# [Work task]
Count the lines in the following data that include "your". Please write only the number.

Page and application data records
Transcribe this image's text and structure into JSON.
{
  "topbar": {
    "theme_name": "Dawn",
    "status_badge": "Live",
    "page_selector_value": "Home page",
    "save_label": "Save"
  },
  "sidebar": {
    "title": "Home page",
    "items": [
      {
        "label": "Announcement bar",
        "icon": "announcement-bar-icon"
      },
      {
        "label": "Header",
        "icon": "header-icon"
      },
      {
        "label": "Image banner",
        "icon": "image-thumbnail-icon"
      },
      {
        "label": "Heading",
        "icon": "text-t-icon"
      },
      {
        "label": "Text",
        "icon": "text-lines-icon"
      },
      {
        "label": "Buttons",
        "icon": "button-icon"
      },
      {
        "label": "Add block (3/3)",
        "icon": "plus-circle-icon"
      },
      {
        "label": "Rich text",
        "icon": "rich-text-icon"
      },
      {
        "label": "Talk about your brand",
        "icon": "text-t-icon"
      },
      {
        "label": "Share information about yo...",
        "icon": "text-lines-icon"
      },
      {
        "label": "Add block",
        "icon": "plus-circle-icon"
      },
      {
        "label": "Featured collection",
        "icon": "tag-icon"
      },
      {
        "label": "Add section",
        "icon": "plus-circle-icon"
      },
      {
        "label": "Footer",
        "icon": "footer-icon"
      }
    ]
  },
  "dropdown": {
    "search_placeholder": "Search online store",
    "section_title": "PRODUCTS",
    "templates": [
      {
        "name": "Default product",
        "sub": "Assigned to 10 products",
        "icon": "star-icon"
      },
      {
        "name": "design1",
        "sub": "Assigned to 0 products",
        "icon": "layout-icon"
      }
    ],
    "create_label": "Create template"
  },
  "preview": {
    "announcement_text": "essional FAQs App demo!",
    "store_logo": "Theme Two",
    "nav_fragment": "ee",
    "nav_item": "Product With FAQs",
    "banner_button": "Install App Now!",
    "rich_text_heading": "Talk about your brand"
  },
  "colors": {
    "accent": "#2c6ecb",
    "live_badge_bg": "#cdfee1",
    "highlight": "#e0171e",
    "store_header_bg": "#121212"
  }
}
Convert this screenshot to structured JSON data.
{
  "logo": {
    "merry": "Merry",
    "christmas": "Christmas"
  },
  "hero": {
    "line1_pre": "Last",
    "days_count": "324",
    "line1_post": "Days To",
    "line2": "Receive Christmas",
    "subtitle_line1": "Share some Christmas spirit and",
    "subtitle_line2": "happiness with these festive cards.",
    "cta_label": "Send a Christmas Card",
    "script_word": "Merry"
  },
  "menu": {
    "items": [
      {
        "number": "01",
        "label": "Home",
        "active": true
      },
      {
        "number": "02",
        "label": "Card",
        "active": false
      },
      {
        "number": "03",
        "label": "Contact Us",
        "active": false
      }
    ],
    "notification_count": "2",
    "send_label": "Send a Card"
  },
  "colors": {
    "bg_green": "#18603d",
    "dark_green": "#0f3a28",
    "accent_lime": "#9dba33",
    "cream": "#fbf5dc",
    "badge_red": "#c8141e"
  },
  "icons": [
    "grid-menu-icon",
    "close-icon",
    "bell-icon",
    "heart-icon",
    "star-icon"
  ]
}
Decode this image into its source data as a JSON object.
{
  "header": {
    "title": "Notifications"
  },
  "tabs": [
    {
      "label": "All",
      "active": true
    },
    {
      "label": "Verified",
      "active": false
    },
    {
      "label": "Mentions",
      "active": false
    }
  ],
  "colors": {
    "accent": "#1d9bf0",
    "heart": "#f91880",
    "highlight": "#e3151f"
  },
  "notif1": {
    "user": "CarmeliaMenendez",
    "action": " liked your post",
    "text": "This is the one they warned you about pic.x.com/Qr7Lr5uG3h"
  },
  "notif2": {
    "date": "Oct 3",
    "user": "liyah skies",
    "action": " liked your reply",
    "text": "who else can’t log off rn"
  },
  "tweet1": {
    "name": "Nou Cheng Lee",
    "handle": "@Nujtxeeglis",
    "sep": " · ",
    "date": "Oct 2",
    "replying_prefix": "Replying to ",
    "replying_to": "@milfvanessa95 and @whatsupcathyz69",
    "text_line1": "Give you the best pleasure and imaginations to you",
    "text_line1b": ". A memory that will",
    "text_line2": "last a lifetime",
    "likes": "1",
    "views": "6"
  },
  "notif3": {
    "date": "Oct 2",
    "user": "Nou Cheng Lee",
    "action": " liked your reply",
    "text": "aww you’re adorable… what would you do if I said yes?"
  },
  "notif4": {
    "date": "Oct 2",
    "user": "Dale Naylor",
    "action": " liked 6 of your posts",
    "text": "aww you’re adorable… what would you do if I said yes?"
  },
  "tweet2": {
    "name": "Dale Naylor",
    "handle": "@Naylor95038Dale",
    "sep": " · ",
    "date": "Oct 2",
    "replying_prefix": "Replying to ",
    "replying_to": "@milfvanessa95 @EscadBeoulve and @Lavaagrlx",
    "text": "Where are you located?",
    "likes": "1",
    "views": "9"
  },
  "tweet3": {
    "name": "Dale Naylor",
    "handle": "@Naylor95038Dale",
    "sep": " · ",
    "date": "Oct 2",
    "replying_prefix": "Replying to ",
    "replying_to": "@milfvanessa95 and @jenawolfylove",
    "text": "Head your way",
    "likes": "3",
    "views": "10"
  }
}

# [Expected answer]
7